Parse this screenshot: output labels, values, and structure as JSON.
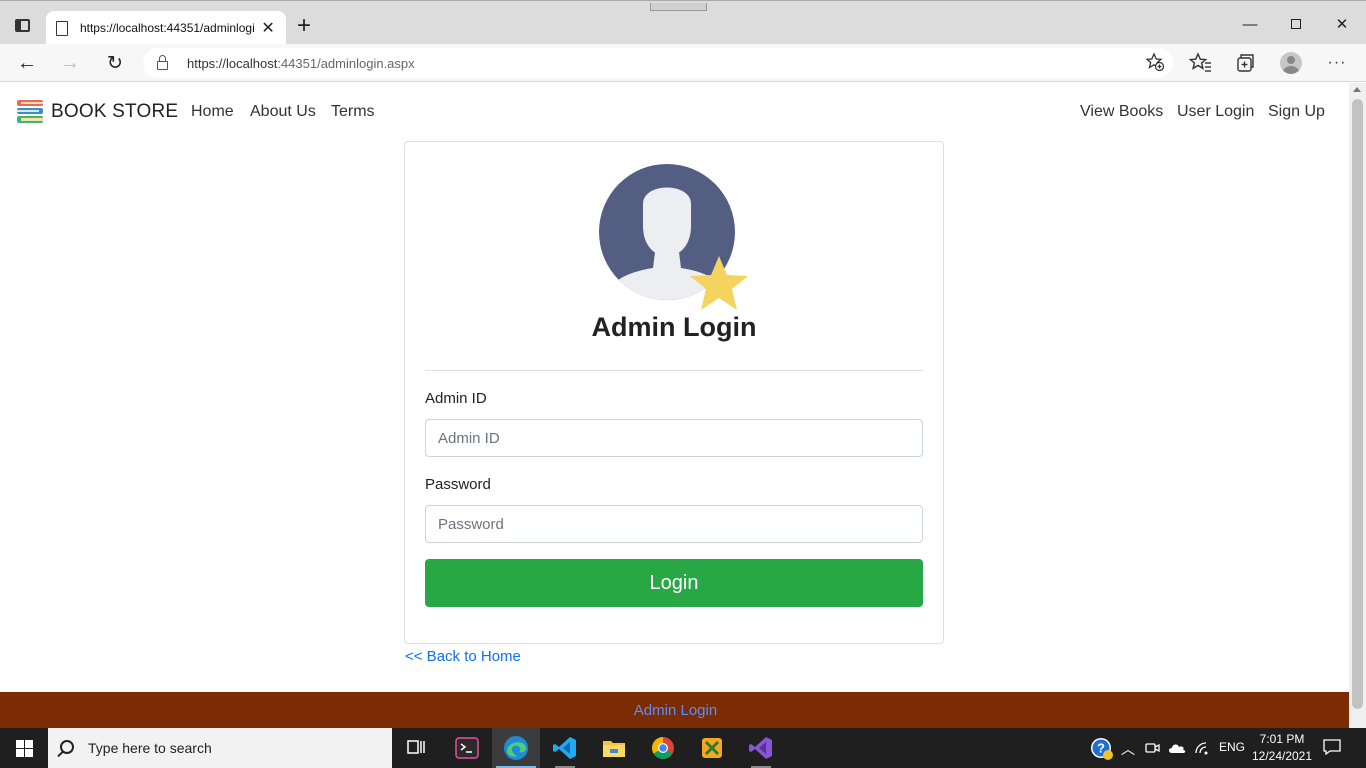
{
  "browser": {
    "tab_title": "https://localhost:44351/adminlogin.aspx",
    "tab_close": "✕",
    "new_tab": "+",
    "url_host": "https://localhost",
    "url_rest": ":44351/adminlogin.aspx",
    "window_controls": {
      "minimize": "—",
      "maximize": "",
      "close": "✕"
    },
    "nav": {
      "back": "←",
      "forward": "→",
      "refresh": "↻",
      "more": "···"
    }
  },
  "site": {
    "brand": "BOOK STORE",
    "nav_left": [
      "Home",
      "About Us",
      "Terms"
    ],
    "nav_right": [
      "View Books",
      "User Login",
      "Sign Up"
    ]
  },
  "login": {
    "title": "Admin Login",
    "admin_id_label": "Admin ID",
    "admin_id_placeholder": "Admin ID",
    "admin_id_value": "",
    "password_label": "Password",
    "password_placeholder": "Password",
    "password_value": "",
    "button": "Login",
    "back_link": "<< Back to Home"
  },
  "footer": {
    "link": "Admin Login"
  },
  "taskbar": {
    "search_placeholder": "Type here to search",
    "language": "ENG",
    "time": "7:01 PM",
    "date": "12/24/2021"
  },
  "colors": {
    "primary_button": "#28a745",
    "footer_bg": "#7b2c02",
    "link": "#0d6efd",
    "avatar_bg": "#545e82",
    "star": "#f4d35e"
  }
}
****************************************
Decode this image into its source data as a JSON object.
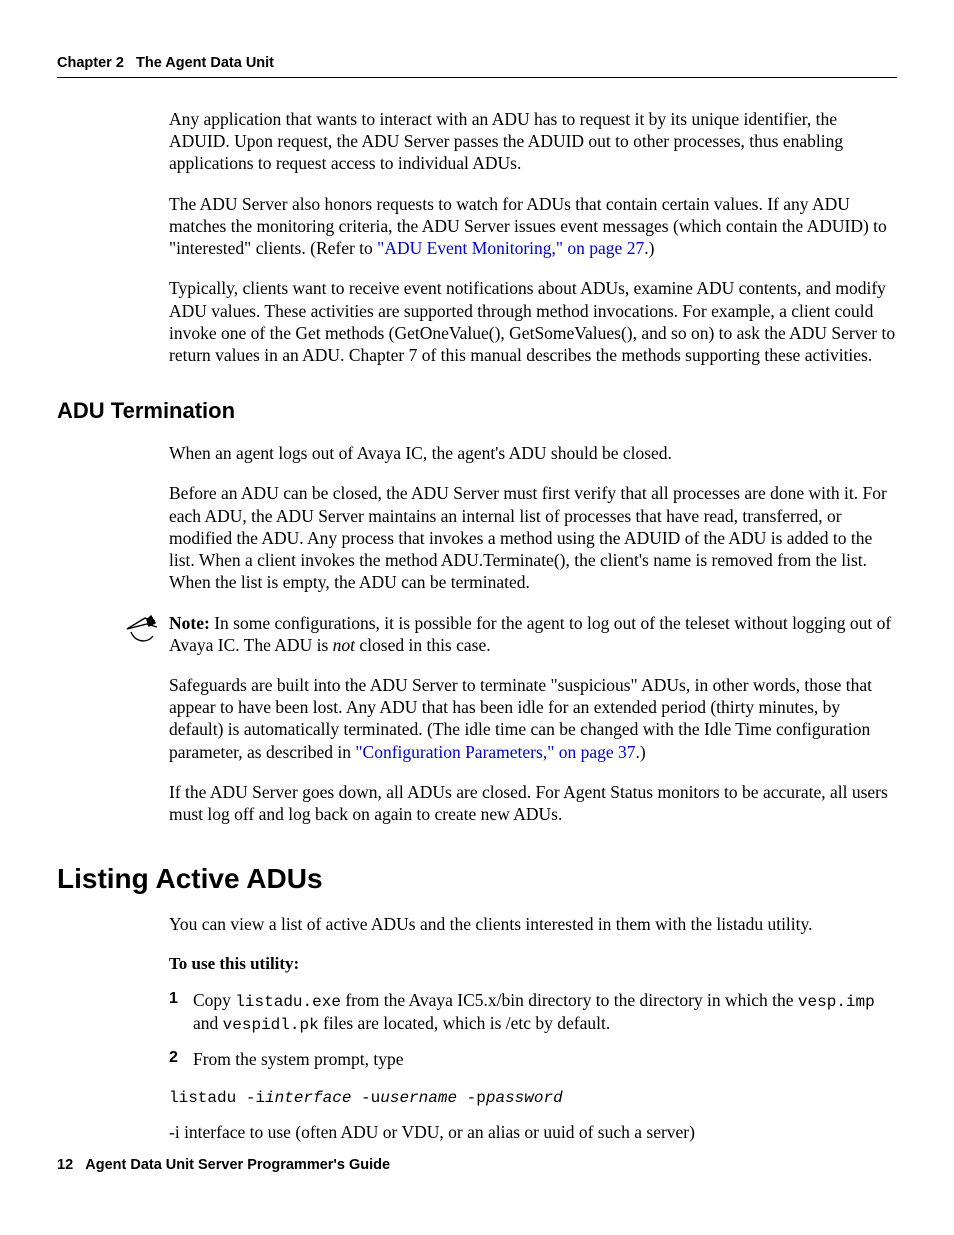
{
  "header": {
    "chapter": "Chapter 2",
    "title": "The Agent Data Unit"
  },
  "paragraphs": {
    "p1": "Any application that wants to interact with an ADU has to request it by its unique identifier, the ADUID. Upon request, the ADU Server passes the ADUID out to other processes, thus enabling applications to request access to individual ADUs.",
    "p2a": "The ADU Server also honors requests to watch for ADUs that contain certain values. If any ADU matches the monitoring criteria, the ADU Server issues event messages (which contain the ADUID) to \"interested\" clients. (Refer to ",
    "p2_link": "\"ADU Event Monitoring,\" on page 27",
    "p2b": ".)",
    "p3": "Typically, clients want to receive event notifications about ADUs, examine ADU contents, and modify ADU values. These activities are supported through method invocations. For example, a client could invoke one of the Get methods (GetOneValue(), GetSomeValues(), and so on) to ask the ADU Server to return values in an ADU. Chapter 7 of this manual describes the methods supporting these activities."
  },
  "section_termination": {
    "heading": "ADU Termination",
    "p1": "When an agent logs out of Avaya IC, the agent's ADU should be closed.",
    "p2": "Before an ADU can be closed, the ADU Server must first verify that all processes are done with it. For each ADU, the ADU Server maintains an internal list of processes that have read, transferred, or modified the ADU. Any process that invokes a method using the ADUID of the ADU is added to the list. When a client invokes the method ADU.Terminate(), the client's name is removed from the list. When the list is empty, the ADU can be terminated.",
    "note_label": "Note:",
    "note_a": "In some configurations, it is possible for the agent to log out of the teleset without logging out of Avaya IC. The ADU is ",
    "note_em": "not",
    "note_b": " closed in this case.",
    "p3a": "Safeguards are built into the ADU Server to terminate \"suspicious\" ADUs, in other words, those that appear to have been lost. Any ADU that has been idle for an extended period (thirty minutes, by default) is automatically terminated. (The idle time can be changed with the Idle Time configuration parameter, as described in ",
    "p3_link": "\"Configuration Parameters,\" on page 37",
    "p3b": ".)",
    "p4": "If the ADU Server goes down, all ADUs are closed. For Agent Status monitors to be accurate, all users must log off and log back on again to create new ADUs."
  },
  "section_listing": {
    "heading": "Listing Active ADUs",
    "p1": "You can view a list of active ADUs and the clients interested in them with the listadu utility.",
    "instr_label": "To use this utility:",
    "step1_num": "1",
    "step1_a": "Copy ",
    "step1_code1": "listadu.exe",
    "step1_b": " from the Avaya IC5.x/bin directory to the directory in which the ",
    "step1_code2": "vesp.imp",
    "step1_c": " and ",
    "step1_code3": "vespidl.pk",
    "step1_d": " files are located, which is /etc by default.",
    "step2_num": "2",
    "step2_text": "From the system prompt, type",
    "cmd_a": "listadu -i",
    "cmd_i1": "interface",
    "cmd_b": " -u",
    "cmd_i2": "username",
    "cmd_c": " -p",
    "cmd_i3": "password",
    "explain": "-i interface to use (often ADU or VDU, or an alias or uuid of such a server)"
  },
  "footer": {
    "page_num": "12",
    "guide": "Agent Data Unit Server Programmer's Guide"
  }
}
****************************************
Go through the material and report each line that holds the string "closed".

    "p1": "When an agent logs out of Avaya IC, the agent's ADU should be closed.",
    "p2": "Before an ADU can be closed, the ADU Server must first verify that all processes are done with it. For each ADU, the ADU Server maintains an internal list of processes that have read, transferred, or modified the ADU. Any process that invokes a method using the ADUID of the ADU is added to the list. When a client invokes the method ADU.Terminate(), the client's name is removed from the list. When the list is empty, the ADU can be terminated.",
    "note_b": " closed in this case.",
    "p4": "If the ADU Server goes down, all ADUs are closed. For Agent Status monitors to be accurate, all users must log off and log back on again to create new ADUs."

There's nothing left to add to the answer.